- TASK: How many lines in the records below contain the word "screenshot"? State only that number.

──────

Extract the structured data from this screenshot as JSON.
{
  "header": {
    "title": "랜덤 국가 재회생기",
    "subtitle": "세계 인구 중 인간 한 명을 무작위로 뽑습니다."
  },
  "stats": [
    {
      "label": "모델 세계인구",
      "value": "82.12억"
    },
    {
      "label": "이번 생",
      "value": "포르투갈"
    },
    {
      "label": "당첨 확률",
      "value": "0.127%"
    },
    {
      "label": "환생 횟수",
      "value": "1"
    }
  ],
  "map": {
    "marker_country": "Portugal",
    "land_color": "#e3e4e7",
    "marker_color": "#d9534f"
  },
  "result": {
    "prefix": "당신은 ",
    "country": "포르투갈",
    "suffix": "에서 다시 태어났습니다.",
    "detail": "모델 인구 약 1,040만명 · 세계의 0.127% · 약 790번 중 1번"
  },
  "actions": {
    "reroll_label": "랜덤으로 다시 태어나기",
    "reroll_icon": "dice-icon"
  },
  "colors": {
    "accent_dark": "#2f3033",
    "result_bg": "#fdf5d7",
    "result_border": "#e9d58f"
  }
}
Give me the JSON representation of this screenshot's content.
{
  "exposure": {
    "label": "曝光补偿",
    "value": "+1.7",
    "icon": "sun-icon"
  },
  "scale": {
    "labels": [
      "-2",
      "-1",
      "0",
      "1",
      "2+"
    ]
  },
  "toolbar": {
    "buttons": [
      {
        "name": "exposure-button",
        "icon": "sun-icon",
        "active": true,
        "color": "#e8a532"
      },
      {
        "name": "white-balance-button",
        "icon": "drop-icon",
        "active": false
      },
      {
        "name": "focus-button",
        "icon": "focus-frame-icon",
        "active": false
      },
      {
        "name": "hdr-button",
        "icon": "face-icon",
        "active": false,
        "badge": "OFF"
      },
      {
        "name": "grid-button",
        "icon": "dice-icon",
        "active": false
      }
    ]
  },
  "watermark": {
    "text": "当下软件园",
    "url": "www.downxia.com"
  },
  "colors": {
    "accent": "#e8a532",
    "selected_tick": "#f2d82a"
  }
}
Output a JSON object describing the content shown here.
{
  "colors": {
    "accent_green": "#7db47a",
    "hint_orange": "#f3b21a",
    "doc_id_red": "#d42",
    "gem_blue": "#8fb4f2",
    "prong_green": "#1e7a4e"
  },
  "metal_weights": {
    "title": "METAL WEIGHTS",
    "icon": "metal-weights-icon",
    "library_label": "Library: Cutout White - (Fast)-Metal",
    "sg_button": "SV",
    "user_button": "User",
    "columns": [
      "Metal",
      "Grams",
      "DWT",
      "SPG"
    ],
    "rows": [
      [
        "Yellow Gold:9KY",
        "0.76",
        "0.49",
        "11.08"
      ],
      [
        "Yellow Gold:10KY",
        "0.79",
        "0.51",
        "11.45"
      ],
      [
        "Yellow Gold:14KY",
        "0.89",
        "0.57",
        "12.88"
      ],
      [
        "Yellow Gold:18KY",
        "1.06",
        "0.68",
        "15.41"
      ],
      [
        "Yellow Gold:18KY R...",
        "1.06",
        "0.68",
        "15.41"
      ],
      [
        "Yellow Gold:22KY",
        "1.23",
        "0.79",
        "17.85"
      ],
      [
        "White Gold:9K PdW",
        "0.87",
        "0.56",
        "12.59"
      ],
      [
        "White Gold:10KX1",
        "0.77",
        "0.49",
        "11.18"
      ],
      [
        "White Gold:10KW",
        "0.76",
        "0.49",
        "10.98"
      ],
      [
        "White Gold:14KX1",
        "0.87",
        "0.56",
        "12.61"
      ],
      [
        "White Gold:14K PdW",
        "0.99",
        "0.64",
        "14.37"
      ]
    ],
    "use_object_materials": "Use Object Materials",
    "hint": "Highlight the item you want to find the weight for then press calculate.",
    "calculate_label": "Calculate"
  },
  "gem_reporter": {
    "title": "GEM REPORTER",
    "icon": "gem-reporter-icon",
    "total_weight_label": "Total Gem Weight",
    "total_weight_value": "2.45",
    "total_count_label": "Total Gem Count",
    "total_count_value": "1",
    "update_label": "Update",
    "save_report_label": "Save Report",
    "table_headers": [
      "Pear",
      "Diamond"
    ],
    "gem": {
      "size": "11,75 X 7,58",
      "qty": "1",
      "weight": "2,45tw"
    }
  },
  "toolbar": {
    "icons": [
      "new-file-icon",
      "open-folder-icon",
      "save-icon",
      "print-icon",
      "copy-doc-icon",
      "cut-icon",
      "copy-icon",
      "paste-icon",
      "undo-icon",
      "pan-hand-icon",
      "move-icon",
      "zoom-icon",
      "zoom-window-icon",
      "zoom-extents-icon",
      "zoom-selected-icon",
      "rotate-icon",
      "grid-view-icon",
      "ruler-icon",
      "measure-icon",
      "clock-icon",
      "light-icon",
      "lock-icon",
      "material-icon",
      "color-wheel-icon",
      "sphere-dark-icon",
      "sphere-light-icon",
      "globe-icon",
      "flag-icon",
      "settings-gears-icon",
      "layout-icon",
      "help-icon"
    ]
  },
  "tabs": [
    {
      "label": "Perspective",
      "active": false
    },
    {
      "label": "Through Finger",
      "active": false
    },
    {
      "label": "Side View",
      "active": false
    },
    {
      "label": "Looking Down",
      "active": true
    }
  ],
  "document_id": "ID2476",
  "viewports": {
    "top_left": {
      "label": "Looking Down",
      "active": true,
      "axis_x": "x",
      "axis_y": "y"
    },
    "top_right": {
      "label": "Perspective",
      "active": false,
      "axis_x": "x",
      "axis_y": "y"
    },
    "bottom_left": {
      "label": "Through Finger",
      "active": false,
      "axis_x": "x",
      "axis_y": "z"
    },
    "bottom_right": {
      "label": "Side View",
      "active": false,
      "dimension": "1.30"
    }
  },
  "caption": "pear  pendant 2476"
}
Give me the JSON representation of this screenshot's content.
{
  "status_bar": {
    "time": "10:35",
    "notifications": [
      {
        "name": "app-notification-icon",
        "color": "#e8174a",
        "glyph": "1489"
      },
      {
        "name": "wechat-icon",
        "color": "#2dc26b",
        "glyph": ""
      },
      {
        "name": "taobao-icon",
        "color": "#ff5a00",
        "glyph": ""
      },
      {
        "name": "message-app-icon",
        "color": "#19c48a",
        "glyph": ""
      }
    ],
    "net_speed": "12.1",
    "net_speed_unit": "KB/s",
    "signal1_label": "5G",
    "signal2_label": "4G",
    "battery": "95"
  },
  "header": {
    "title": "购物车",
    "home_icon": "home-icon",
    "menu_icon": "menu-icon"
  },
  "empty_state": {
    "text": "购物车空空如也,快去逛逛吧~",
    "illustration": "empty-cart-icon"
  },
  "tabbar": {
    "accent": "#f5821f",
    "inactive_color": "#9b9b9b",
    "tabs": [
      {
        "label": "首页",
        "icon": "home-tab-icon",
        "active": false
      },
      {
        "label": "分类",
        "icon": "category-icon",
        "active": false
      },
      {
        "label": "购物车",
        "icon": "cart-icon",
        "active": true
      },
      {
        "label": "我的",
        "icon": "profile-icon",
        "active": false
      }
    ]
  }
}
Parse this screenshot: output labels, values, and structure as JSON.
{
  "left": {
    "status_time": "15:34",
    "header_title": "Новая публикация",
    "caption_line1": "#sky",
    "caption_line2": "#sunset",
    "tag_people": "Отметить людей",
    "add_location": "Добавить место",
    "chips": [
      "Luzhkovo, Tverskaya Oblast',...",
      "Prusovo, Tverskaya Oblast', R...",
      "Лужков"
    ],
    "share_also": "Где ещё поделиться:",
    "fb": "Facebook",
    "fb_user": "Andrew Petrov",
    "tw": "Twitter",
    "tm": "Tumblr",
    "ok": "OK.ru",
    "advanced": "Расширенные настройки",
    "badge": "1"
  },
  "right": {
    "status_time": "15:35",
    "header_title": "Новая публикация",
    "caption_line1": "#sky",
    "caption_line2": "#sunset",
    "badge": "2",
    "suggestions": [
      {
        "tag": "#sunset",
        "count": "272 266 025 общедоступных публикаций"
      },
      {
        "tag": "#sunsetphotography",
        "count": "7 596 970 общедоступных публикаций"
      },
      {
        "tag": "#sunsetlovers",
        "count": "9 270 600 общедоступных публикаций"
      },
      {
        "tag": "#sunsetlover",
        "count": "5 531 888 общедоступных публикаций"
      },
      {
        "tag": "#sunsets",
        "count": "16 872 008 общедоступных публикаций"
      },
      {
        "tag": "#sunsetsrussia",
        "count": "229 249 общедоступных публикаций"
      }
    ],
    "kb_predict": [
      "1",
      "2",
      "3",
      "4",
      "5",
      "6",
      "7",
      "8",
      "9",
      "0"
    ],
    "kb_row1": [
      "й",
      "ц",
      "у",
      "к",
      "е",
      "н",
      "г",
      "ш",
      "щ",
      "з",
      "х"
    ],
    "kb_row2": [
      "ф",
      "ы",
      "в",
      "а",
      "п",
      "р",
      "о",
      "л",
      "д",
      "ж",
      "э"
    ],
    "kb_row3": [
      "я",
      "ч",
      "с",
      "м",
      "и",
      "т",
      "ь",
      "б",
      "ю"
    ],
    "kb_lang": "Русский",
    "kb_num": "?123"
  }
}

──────

- EXERCISE ANSWER: 4